The past month has been by far the worst. Infertility is no longer an abstract idea, something that exists only in our minds, it’s real. We are now among the 1 in 6 couples in America that experience fertility issues. Dealing with this is hard, like, really hard. No one prepared me for this. No one thought to tell us that getting pregnant isn’t easy. When you’re in sex-ed at school you’re told that you have to be SO careful to not get pregnant because it ‘only takes one time’. I can’t even count the number of times we’ve had sex in the past year with no baby. Part of me feels betrayed, like I’ve been lied to this whole time.
Later this month Husband and I will go to our first appointment with a reproductive endocrinologist, a fertility specialist. After a month of doing preliminary tests, and dealing with the beast that is our insurance company, we can finally begin to move forward.
Let me just say, dealing with the insurance company has been nothing short of a nightmare. We have an HMO, we got this plan because it was less expensive and we didn’t think going through a primary care physician would be that much trouble. As a woman, I am allowed by our plan to see a OB/GYN within my network without a referral. Enter: Amy, my midwife/women’s health care physician. I’ve been seeing her for all my check-ups and preliminary fertility tests. When Husband and I signed up for this insurance plan, we choose our insurance group because of Amy and the team she works with. What we did not realize is that this group has religious affiliations, and will not send referrals for any kind of reproductive health. No abortions, no sterilizations, and (I still can’t get over this) no fertility services. I spent a month trying to get this referral before I was told I needed to call my insurance company for it. After an hour on the phone (most of that spent on hold) being transferred from department to department I was finally sent to a lady who listened to my request, typed a few things, ran down the line of “have you been having unprotected sex for a year” questions, asked what doctor I’d like to see, and then said “ok, I’ve just sent your referral, I’d give the doctors office a couple hours to get that processed and then give them a call.” She was so chill while I’m on the other end of the line with obvious relief and surprise in my voice, “Really? That’s it? Oh my gosh, thank you so much, I’ve been trying to get this figured out for a month, thank you so much!”
The emotional toll this process has already taken on me is immense. For several months I’ve noticed that I am sad, stressed, overwhelmed, (take your pick) more often than not. I started to realize I don’t feel like myself, I’ve fallen into a pit and I can’t seem to pull myself out. My primary care physician gave me the preliminary diagnosis of ‘moderate depression’ or ‘reactive depression’, and referred me to a therapist. I am now in therapy for the first time in my life. It’s strange, I never thought this would be me. I have, for many years, said that mental health is important and there should be no stigma or judgment for those who need mental health services. I’ve urged people to seek help if they aren’t okay, to not be ashamed of metal illness. Now I find myself in that position and I do feel the stigma, I’m afraid of being judged, or being thought of as weak. As the 3 people in my life that know I’m in therapy have been nothing but compassionate, understanding, and supportive, this is largely in my head. Yet, what’s in my head, was put there while growing up in the south, hearing over and over again people talking in whispers about whoever that was in therapy or someones relative that was “crazy” and needed meds to be normal. “Why can’t they just be happy?” or “If they’d just work on their relationship with God, they’d get better.” The stigma and the judgment is real, as much as I wish it weren’t.

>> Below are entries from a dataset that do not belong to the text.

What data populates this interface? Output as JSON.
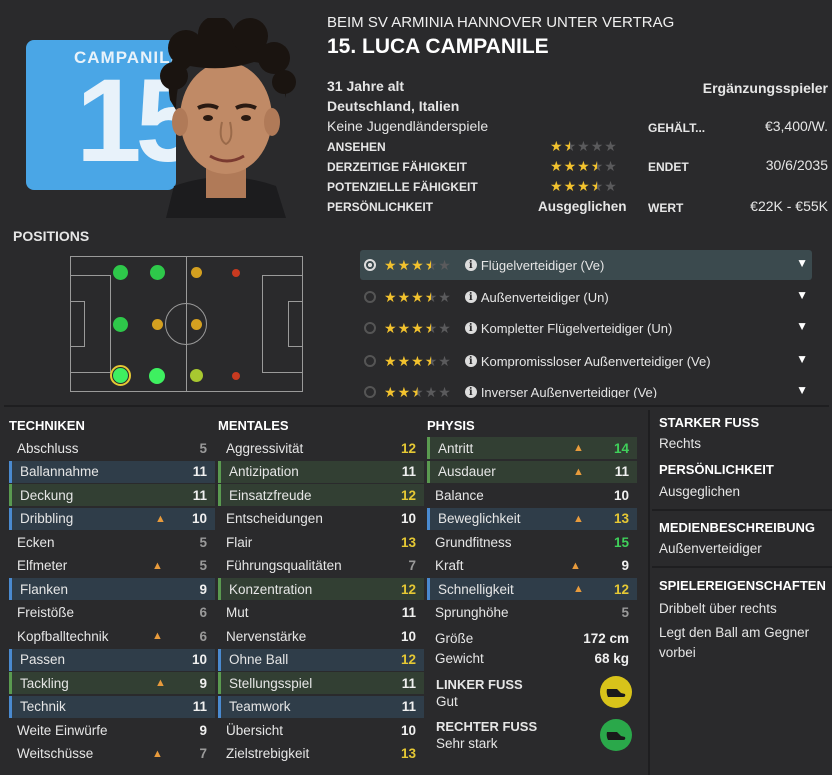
{
  "header": {
    "club_line": "BEIM SV ARMINIA HANNOVER UNTER VERTRAG",
    "player_name": "15. LUCA CAMPANILE",
    "shirt_name": "CAMPANILE",
    "shirt_number": "15",
    "age": "31 Jahre alt",
    "nationality": "Deutschland, Italien",
    "youth_caps": "Keine Jugendländerspiele",
    "squad_status": "Ergänzungsspieler"
  },
  "ratings": [
    {
      "label": "ANSEHEN",
      "stars": 1.5
    },
    {
      "label": "DERZEITIGE FÄHIGKEIT",
      "stars": 3.5
    },
    {
      "label": "POTENZIELLE FÄHIGKEIT",
      "stars": 3.5
    },
    {
      "label": "PERSÖNLICHKEIT",
      "value": "Ausgeglichen"
    }
  ],
  "contract": [
    {
      "label": "GEHÄLT...",
      "value": "€3,400/W."
    },
    {
      "label": "ENDET",
      "value": "30/6/2035"
    },
    {
      "label": "WERT",
      "value": "€22K - €55K"
    }
  ],
  "positions": {
    "title": "POSITIONS",
    "roles": [
      {
        "label": "Flügelverteidiger (Ve)",
        "stars": 3.5,
        "selected": true
      },
      {
        "label": "Außenverteidiger (Un)",
        "stars": 3.5,
        "selected": false
      },
      {
        "label": "Kompletter Flügelverteidiger (Un)",
        "stars": 3.5,
        "selected": false
      },
      {
        "label": "Kompromissloser Außenverteidiger (Ve)",
        "stars": 3.5,
        "selected": false
      },
      {
        "label": "Inverser Außenverteidiger (Ve)",
        "stars": 2.5,
        "selected": false
      }
    ]
  },
  "colors": {
    "grey": "#9a9a9a",
    "white": "#f0f0f0",
    "yellow": "#e5c834",
    "green": "#3fd05a",
    "accent_blue": "#4a8ad0",
    "accent_green": "#5a9a50",
    "shirt": "#4aa6e6"
  },
  "techniken": {
    "title": "TECHNIKEN",
    "items": [
      {
        "name": "Abschluss",
        "value": "5",
        "color": "grey",
        "hl": "",
        "arrow": false
      },
      {
        "name": "Ballannahme",
        "value": "11",
        "color": "white",
        "hl": "b",
        "arrow": false
      },
      {
        "name": "Deckung",
        "value": "11",
        "color": "white",
        "hl": "g",
        "arrow": false
      },
      {
        "name": "Dribbling",
        "value": "10",
        "color": "white",
        "hl": "b",
        "arrow": true
      },
      {
        "name": "Ecken",
        "value": "5",
        "color": "grey",
        "hl": "",
        "arrow": false
      },
      {
        "name": "Elfmeter",
        "value": "5",
        "color": "grey",
        "hl": "",
        "arrow": true
      },
      {
        "name": "Flanken",
        "value": "9",
        "color": "white",
        "hl": "b",
        "arrow": false
      },
      {
        "name": "Freistöße",
        "value": "6",
        "color": "grey",
        "hl": "",
        "arrow": false
      },
      {
        "name": "Kopfballtechnik",
        "value": "6",
        "color": "grey",
        "hl": "",
        "arrow": true
      },
      {
        "name": "Passen",
        "value": "10",
        "color": "white",
        "hl": "b",
        "arrow": false
      },
      {
        "name": "Tackling",
        "value": "9",
        "color": "white",
        "hl": "g",
        "arrow": true
      },
      {
        "name": "Technik",
        "value": "11",
        "color": "white",
        "hl": "b",
        "arrow": false
      },
      {
        "name": "Weite Einwürfe",
        "value": "9",
        "color": "white",
        "hl": "",
        "arrow": false
      },
      {
        "name": "Weitschüsse",
        "value": "7",
        "color": "grey",
        "hl": "",
        "arrow": true
      }
    ]
  },
  "mentales": {
    "title": "MENTALES",
    "items": [
      {
        "name": "Aggressivität",
        "value": "12",
        "color": "yellow",
        "hl": "",
        "arrow": false
      },
      {
        "name": "Antizipation",
        "value": "11",
        "color": "white",
        "hl": "g",
        "arrow": false
      },
      {
        "name": "Einsatzfreude",
        "value": "12",
        "color": "yellow",
        "hl": "g",
        "arrow": false
      },
      {
        "name": "Entscheidungen",
        "value": "10",
        "color": "white",
        "hl": "",
        "arrow": false
      },
      {
        "name": "Flair",
        "value": "13",
        "color": "yellow",
        "hl": "",
        "arrow": false
      },
      {
        "name": "Führungsqualitäten",
        "value": "7",
        "color": "grey",
        "hl": "",
        "arrow": false
      },
      {
        "name": "Konzentration",
        "value": "12",
        "color": "yellow",
        "hl": "g",
        "arrow": false
      },
      {
        "name": "Mut",
        "value": "11",
        "color": "white",
        "hl": "",
        "arrow": false
      },
      {
        "name": "Nervenstärke",
        "value": "10",
        "color": "white",
        "hl": "",
        "arrow": false
      },
      {
        "name": "Ohne Ball",
        "value": "12",
        "color": "yellow",
        "hl": "b",
        "arrow": false
      },
      {
        "name": "Stellungsspiel",
        "value": "11",
        "color": "white",
        "hl": "g",
        "arrow": false
      },
      {
        "name": "Teamwork",
        "value": "11",
        "color": "white",
        "hl": "b",
        "arrow": false
      },
      {
        "name": "Übersicht",
        "value": "10",
        "color": "white",
        "hl": "",
        "arrow": false
      },
      {
        "name": "Zielstrebigkeit",
        "value": "13",
        "color": "yellow",
        "hl": "",
        "arrow": false
      }
    ]
  },
  "physis": {
    "title": "PHYSIS",
    "items": [
      {
        "name": "Antritt",
        "value": "14",
        "color": "green",
        "hl": "g",
        "arrow": true
      },
      {
        "name": "Ausdauer",
        "value": "11",
        "color": "white",
        "hl": "g",
        "arrow": true
      },
      {
        "name": "Balance",
        "value": "10",
        "color": "white",
        "hl": "",
        "arrow": false
      },
      {
        "name": "Beweglichkeit",
        "value": "13",
        "color": "yellow",
        "hl": "b",
        "arrow": true
      },
      {
        "name": "Grundfitness",
        "value": "15",
        "color": "green",
        "hl": "",
        "arrow": false
      },
      {
        "name": "Kraft",
        "value": "9",
        "color": "white",
        "hl": "",
        "arrow": true
      },
      {
        "name": "Schnelligkeit",
        "value": "12",
        "color": "yellow",
        "hl": "b",
        "arrow": true
      },
      {
        "name": "Sprunghöhe",
        "value": "5",
        "color": "grey",
        "hl": "",
        "arrow": false
      }
    ],
    "size_label": "Größe",
    "size_value": "172 cm",
    "weight_label": "Gewicht",
    "weight_value": "68 kg",
    "left_foot_title": "LINKER FUSS",
    "left_foot_value": "Gut",
    "right_foot_title": "RECHTER FUSS",
    "right_foot_value": "Sehr stark"
  },
  "side": {
    "strong_foot_title": "STARKER FUSS",
    "strong_foot_value": "Rechts",
    "personality_title": "PERSÖNLICHKEIT",
    "personality_value": "Ausgeglichen",
    "media_title": "MEDIENBESCHREIBUNG",
    "media_value": "Außenverteidiger",
    "traits_title": "SPIELEREIGENSCHAFTEN",
    "traits": [
      "Dribbelt über rechts",
      "Legt den Ball am Gegner vorbei"
    ]
  }
}
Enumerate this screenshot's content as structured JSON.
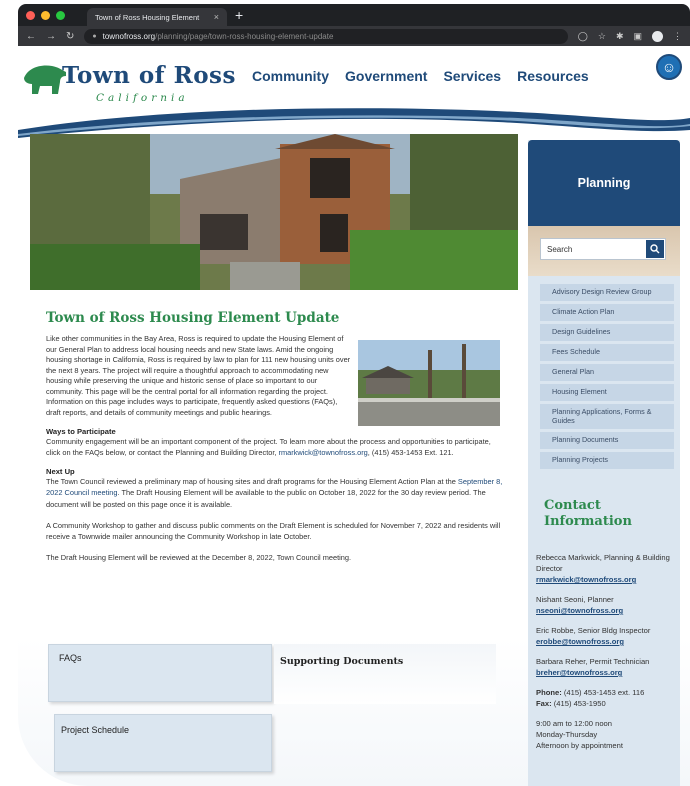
{
  "browser": {
    "tab_title": "Town of Ross Housing Element",
    "tab_close": "×",
    "new_tab": "+",
    "url_domain": "townofross.org",
    "url_path": "/planning/page/town-ross-housing-element-update"
  },
  "header": {
    "logo_title": "Town of Ross",
    "logo_subtitle": "California",
    "nav": [
      "Community",
      "Government",
      "Services",
      "Resources"
    ]
  },
  "sidebar": {
    "heading": "Planning",
    "search_placeholder": "Search",
    "menu": [
      "Advisory Design Review Group",
      "Climate Action Plan",
      "Design Guidelines",
      "Fees Schedule",
      "General Plan",
      "Housing Element",
      "Planning Applications, Forms & Guides",
      "Planning Documents",
      "Planning Projects"
    ],
    "contact_title_1": "Contact",
    "contact_title_2": "Information",
    "contacts": [
      {
        "name": "Rebecca Markwick, Planning & Building Director",
        "email": "rmarkwick@townofross.org"
      },
      {
        "name": "Nishant Seoni, Planner",
        "email": "nseoni@townofross.org"
      },
      {
        "name": "Eric Robbe, Senior Bldg Inspector",
        "email": "erobbe@townofross.org"
      },
      {
        "name": "Barbara Reher, Permit Technician",
        "email": "breher@townofross.org"
      }
    ],
    "phone_label": "Phone:",
    "phone": "(415) 453-1453 ext. 116",
    "fax_label": "Fax:",
    "fax": "(415) 453-1950",
    "hours_1": "9:00 am to 12:00 noon",
    "hours_2": "Monday-Thursday",
    "hours_3": "Afternoon by appointment"
  },
  "main": {
    "title": "Town of Ross Housing Element Update",
    "intro": "Like other communities in the Bay Area, Ross is required to update the Housing Element of our General Plan to address local housing needs and new State laws. Amid the ongoing housing shortage in California, Ross is required by law to plan for 111 new housing units over the next 8 years. The project will require a thoughtful approach to accommodating new housing while preserving the unique and historic sense of place so important to our community. This page will be the central portal for all information regarding the project. Information on this page includes ways to participate, frequently asked questions (FAQs), draft reports, and details of community meetings and public hearings.",
    "ways_heading": "Ways to Participate",
    "ways_text": "Community engagement will be an important component of the project. To learn more about the process and opportunities to participate, click on the FAQs below, or contact the Planning and Building Director,",
    "ways_email": "rmarkwick@townofross.org",
    "ways_phone": ", (415) 453-1453 Ext. 121.",
    "next_heading": "Next Up",
    "next_text_1": "The Town Council reviewed a preliminary map of housing sites and draft programs for the Housing Element Action Plan at the",
    "next_link": "September 8, 2022 Council meeting",
    "next_text_2": ". The Draft Housing Element will be available to the public on October 18, 2022 for the 30 day review period. The document will be posted on this page once it is available.",
    "workshop_text": "A Community Workshop to gather and discuss public comments on the Draft Element is scheduled for November 7, 2022 and residents will receive a Townwide mailer announcing the Community Workshop in late October.",
    "review_text": "The Draft Housing Element will be reviewed at the December 8, 2022, Town Council meeting.",
    "faq_label": "FAQs",
    "schedule_label": "Project Schedule",
    "supporting_label": "Supporting Documents"
  },
  "colors": {
    "brand_blue": "#1f4a79",
    "brand_green": "#2d8a4e",
    "sidebar_bg": "#dbe6f0"
  }
}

I’m not ready to ‘come out’ to my family and friends (other than my closest friends), and that’s okay. For now, I’ll come out anonymously, to the internet. In conclusion of this admittedly rambling post, I’ll say these few things: Infertility is hard, it sucks, and it’s completely unfair. But it’s also common, no one is alone in this. Depression and other mental illness is real, it’s hard, and it sucks. Get help if you need it and do not feel bad or ashamed or weak for it. Asking for help is not a sign of weakness, it’s a sign of strength.
From a Ted Talk I heard recently:
“Talk to your friends. Talk to your loved ones. Talk to health professionals. Be vulnerable. Do so with the confidence that you are not alone. Speak up if you’re struggling. Being honest about how we feel does not make us weak; it makes us human.” -Sangu Delle
Full Talk here: